"I'll take Brady's defense in left field against anybody in baseball," said Oates. "He's the best out there that I've seen since Dusty Baker, who was average in center field and outstanding in left field."
Both Devereaux and Anderson prefer playing center field. But Oates has indicated he feels the overall alignment is best the way it has been the past two years.
"Johnny knows that I'm going to hear about it [talk of Anderson moving to center field]," said Devereaux. "We've talked about it before, and he knows I'll do whatever is best for the team.
"I can't say I'd be disappointed [to move], it's just that center field is my best position -- my favorite position," said Devereaux.
Based on what Oates said yesterday, that's where Devereaux will remain. "It's not written in cement that he has to be the center fielder," said Oates. "But right now I have no plans to change anything. I like those guys where they are -- and batting first and second."
Major plus for minor-leaguers
The Orioles' minor-leaguers who came early for advanced spring training beat a touring team from Korea, 3-2, Tuesday afternoon in Bradenton, Fla.
"It was an excellent game," said Doug Melvin, Orioles assistant general manager. "We threw out a couple of guys at home plate and two pitchers who were on rehabilitation all last year pitched very well."
Trovin Valdez, who played with the Single-A Gulf Coast team last year, had a pair of assists from right field. And left-handers Matt Anderson and Shane Hale were impressive in their first competitive appearances in more than a year.

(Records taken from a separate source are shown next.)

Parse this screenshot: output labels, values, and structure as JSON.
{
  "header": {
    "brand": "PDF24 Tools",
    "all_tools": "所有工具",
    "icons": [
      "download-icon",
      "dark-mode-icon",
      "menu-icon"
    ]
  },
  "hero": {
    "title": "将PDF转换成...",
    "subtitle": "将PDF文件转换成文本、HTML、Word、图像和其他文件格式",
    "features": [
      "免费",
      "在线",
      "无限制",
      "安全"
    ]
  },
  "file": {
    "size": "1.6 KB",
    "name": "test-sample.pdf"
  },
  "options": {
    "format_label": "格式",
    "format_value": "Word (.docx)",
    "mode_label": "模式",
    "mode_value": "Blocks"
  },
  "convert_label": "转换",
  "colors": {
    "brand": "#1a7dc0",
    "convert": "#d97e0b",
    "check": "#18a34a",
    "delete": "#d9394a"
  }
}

The minor-leaguers, mostly from the lower classifications, are working out now because the Orioles chose to forgo their Winter Instructional League season. They will play games against a team from the Phillies' organization, also trying the new format, and will meet the Korean team again later in the week.
Onward and upward

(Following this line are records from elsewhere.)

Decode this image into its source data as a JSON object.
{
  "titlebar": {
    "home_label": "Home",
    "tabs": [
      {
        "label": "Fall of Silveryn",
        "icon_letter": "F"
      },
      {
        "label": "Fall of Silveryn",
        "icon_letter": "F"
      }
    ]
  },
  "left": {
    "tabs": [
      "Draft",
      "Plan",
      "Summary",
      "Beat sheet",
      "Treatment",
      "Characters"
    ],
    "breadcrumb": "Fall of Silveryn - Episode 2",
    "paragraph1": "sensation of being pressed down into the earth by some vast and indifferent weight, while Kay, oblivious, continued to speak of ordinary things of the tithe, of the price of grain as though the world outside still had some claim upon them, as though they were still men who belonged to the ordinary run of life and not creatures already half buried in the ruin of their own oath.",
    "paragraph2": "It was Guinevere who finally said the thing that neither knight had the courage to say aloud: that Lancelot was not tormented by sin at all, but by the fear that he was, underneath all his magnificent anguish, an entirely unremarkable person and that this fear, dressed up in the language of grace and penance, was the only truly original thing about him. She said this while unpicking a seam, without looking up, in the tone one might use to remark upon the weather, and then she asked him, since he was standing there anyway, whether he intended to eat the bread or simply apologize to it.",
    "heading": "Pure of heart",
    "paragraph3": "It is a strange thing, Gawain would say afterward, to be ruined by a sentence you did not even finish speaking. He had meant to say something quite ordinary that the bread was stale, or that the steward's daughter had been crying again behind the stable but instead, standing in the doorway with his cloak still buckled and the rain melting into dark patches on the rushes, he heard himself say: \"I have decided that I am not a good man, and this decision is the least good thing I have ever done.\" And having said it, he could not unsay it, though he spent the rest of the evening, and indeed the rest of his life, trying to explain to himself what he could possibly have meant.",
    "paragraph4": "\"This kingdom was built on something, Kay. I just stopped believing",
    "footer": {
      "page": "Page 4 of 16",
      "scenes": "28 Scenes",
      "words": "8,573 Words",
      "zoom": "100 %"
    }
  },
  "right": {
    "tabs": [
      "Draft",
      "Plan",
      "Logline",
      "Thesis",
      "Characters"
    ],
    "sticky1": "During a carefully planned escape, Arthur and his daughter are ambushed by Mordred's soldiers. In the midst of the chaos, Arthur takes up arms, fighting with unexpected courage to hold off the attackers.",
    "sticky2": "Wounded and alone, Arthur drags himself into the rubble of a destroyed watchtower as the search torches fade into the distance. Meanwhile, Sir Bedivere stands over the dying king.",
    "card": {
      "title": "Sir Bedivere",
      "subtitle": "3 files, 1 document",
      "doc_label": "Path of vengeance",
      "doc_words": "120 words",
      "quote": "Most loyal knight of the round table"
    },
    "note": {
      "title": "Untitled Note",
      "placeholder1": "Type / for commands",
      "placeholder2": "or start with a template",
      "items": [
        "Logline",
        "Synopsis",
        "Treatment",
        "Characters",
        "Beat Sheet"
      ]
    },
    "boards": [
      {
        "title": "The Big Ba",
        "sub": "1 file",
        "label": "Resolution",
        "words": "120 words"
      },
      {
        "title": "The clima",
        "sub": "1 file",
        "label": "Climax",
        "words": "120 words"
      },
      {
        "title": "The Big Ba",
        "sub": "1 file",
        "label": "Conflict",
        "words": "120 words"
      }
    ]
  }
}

All of the remaining position players are due in camp for the first full squad workout today. Oates said he would deliver a message similar to the one he gave the pitchers last week.
"I'm going to tell them that we've been competitive the last two years, but that now it's time to turn it up a notch," said Oates. "There is a lot of outstanding personnel in this clubhouse -- and it's time to go to the next level."
M&M; off to sweet start
Mike Mussina and Ben McDonald both worked two impressive innings in the pitchers' squad game yesterday.
Mussina showed no ill effects from the shoulder injury that shortened his season last year, and McDonald appeared to pick up where he left off a year ago.